With the summer in full swing and many parents making plans to keep their children busy during the summer months, it seems appropriate to discuss college planning. Alright I’ll admit that is kind of a stretch, but it always amazing when parents come in to talk with us at how little time they have spent toward planning their children’s college expenses. Parents must create a game plan for financing college. The purpose in this article will be to discuss some steps that parents can use to begin the college planning process.

Here are some simple questions to ask your student and it will help greatly in the rest of the college planning process:

  1. Why do you want to go to college?
  2. Where do you want tot go to college, and why do you want to go there?
  3. What career (vocation) are you looking at, and why do you want to get into this field?

The answers to these questions will most certainly help to create a plan. If the answers to some of these questions are things such as “Well, I don’t know” or ” I’ll figure out what I want to study once I get to school” or ” All of my friends are going to school there and I want to be with them,” you will need to know that your plan for their college plan also changes at that point.

For a lot of teenagers, just going to college is a big life step. So it is certainly possible that their career plans will change and they just want to experience college life. But plans ought to be put in place to help them navigate through this process. We see far too many people in our practice who have taken out massive amounts of student loans trying to figure out what career path they are going to pursue. This all leads to the importance of planning ahead for college.

Why is it so imperative that you plan ahead for college?

Many older people will say that they changed their career paths during their college studies. My own father was going to be dentist and was in his final year of undergrad studies in biology. He tells of a course he took in that final year where the professor took a soup can and had the students pick up items with tweezers. The professor then said something to the effect to the class “Now as dentists, imagine you will be doing this practice all day.”

It wasn’t long after that my Dad decided being a dentist wasn’t his life goal. He ended up changing majors (business) and went on to have a successful business career with major corporate companies. But with the way tuition costs have skyrocketed in last ten years, this change would have cost a small fortune and not to mention the time wasted in non-transferable credits.

It is not uncommon these days for students and their families to end up with debt varying from $50,000 to $200,000. If your student has chosen a career path that requires a graduate or even higher degree, careful planning must be done to mitigate the cost. Remember our goal is to graduate your student with the lowest net cost possible for them to achieve their career goals.

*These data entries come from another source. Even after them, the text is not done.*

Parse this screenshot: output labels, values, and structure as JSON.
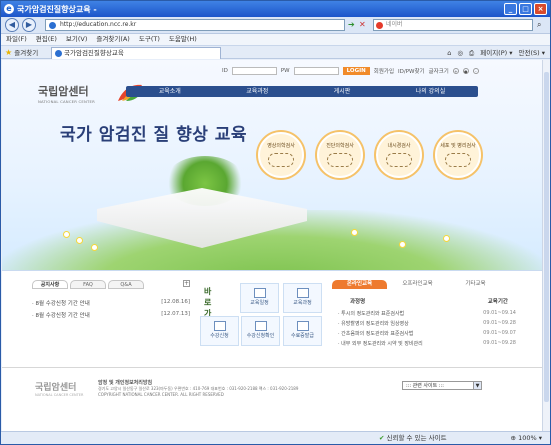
{
  "window": {
    "title": "국가암검진질향상교육 -"
  },
  "browser": {
    "url": "http://education.ncc.re.kr",
    "search_placeholder": "네이버",
    "tab_title": "국가암검진질향상교육",
    "favorites": "즐겨찾기",
    "menu": [
      "파일(F)",
      "편집(E)",
      "보기(V)",
      "즐겨찾기(A)",
      "도구(T)",
      "도움말(H)"
    ],
    "tools": [
      "페이지(P) ▾",
      "안전(S) ▾"
    ],
    "zone": "신뢰할 수 있는 사이트",
    "zoom": "100%"
  },
  "site": {
    "login": {
      "id": "ID",
      "pw": "PW",
      "btn": "LOGIN",
      "join": "회원가입",
      "find": "ID/PW찾기",
      "font": "글자크기"
    },
    "logo": {
      "name": "국립암센터",
      "sub": "NATIONAL CANCER CENTER"
    },
    "nav": [
      "교육소개",
      "교육과정",
      "게시판",
      "나의 강의실"
    ],
    "headline": "국가 암검진 질 향상 교육",
    "circles": [
      "영상의학검사",
      "진단의학검사",
      "내시경검사",
      "세포 및 병리검사"
    ]
  },
  "notice": {
    "tabs": [
      "공지사항",
      "FAQ",
      "Q&A"
    ],
    "items": [
      {
        "t": "· 8월 수강신청 기간 안내",
        "d": "[12.08.16]"
      },
      {
        "t": "· 8월 수강신청 기간 안내",
        "d": "[12.07.13]"
      }
    ]
  },
  "quick": {
    "deco": "바로가기",
    "buttons": [
      "교육일정",
      "교육과정",
      "수강신청",
      "수강신청확인",
      "수료증발급"
    ]
  },
  "online": {
    "tabs": [
      "온라인교육",
      "오프라인교육",
      "기타교육"
    ],
    "col1": "과정명",
    "col2": "교육기간",
    "rows": [
      {
        "n": "· 투시의 정도관리와 표준검사법",
        "d": "09.01~09.14"
      },
      {
        "n": "· 유방촬영의 정도관리와 임상영상",
        "d": "09.01~09.28"
      },
      {
        "n": "· 간초음파의 정도관리와 표준검사법",
        "d": "09.01~09.07"
      },
      {
        "n": "· 내부 외부 정도관리와 시약 및 장비관리",
        "d": "09.01~09.28"
      }
    ]
  },
  "footer": {
    "logo": "국립암센터",
    "logo_en": "NATIONAL CANCER CENTER",
    "title": "암정 및 개인정보처리방침",
    "addr": "경기도 고양시 일산동구 일산로 323(마두동) 우편번호 : 410-769  대표번호 : 031-920-2188  팩스 : 031-920-2189",
    "copy": "COPYRIGHT NATIONAL CANCER CENTER. ALL RIGHT RESERVED",
    "select": "::: 관련 사이트 :::"
  }
}
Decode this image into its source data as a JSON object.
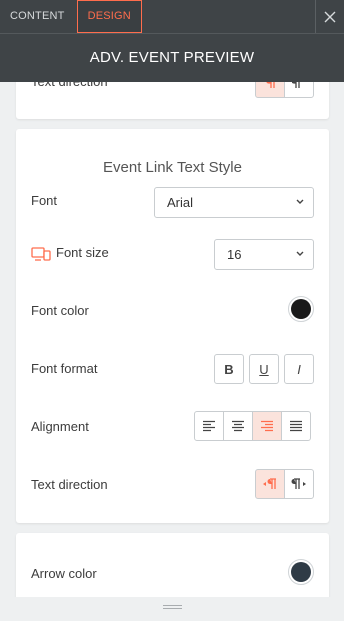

To help you get started we have created to-do lists for both students and parents before getting started in their college planning:

Student To-Do List

  1. Career Assessment – This step is important to avoid the aforementioned changing degree
  2. College Selection – Find 6-10 colleges that are appealing and offer the degree you are seeking.
  3. Campus Visit – This is an important step. Do face-to-face visits with the admission and financial aid officers. This will help to get you a clear idea where you stand
  4. ACT/SAT prep – Learn the requirements for the school and begin prepping to achieve these scores on your ACT/SAT.
  5. Extracurricular Activities – Find the activities that will boost your application and highlight your achievements.
  6. Grade Transcript and Essay Preparation – Have these items ready to go for the early application and acceptance stage

Parent To-Do List

  1. EFC Planning – As mentioned previously, your EFC will play a major role into determining your financial aid eligibility. Find out this number to help begin the planning stage.
  2. Loan Planning – Find out your loan options to help finance your student’s education without jeopardizing your retirement plans
  3. Tax Planning – Upon receiving your 1040 taxes, discover any plans that could be put in place to be converted to funding college costs.
  4. Cash Flow Planning – Review your investments, health costs, insurance costs, mortgage costs, and current living expenses. Doing so will potentially discover areas to show cash flow improvement that can be used for college costs
  5. Investment Planning – Review your current investments to discover the “real rate of return” (Internal Rate of Return”. Many of the hidden costs can be converted to cash flow that can be used for college.

Sending your student off to college to experience the world is often an exciting and subsequently anxious time for both student and parents. By creating a game plan for financing college, you can enjoy this next step more fully.

If you have a student who is a junior or senior and is planning to attend college in next two years, now is the time to take a proactive approach. By delaying the planning stage, they will lose their advantage in time, money and leverage. This can impact not only their future but also your lifestyle and retirement plans as well.